This past Monday, the Student Association passed a resolution calling on almost every department to create more academic minors. According to the resolution, each academic department, excluding the Schools of Architecture and Music, should determine whether they could create minor versions of their majors. The resolution argued that doing so would provide Rice students with more choices in their academic pursuits, as well as better equip them with marketable degrees for the future.
Especially compared to peer institutions, Rice lacks in quantity and diversity of academic minors. More minor offerings would give students who take a significant number of courses in a particular subject something on their diploma to show for that academic commitment. However, demanding that every department except music and architecture designate certain existing majors as minors is the wrong approach to this issue. Instead, there should be more research and discussion on which majors in which departments could actually be beneficial and desirable as minors.
For departments that may not have the resources to take on an additional population of minors, certain classes should be made more accessible. Such classes often fill up quickly with majors fulfilling their requirements, or are notoriously difficult even for majors. If a department does not have the capacity to support additional minors flooding their classes, there must be accommodations to allow non-majors to explore their interests and expand their skill sets. That is the education Rice students are paying for, after all.
The resolution also stoutly ignores the existing minors that are not also majors. Those minors — medical humanities, museum and cultural studies, cinema studies — offer a variety of valuable experiences and knowledge that should not be overlooked. There is room to grow in both minors that aren’t majors and minors that are majors.

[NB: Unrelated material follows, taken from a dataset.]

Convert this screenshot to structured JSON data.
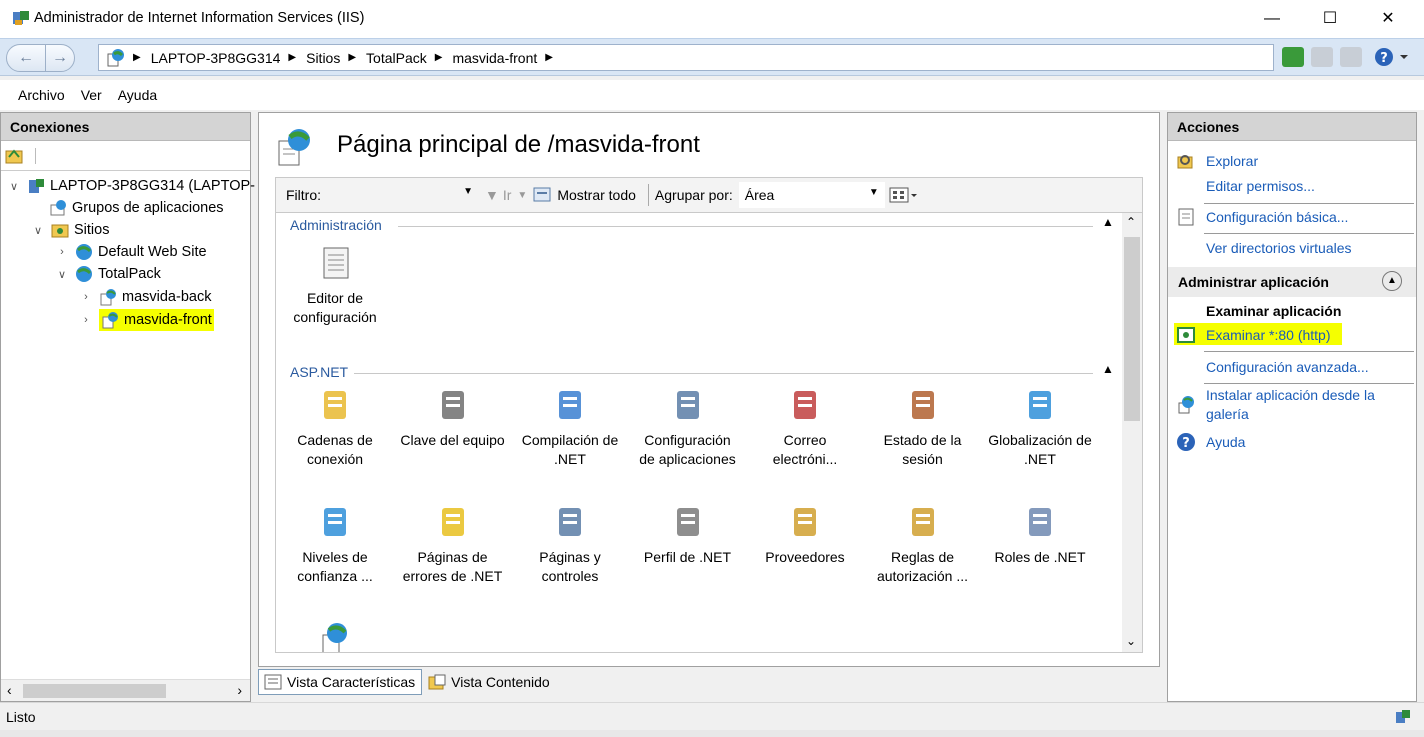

While the resolution is well-intentioned, ultimately, the language is too broad to be effective, and it is questionable whether this legislation can actually create change on a level that is arguably far beyond the SA’s reach. The resolution, titled “To Urge Rice’s Academic Departments and Administration to Create Significantly More Minors,” indicates that the SA has the power only to “urge” Rice faculty and administration to expand the school’s minor offerings. “Significantly more minors” is a vague blanket statement that is supposed to represent the needs of the Rice student body; however, the Committee for Undergraduate Curriculum, which already has students on the board, and the faculty and administration have clearly already considered the prospect of creating more minors. The SA must take into consideration the existing ecosystem that actually understands and addresses these goals and issues regularly.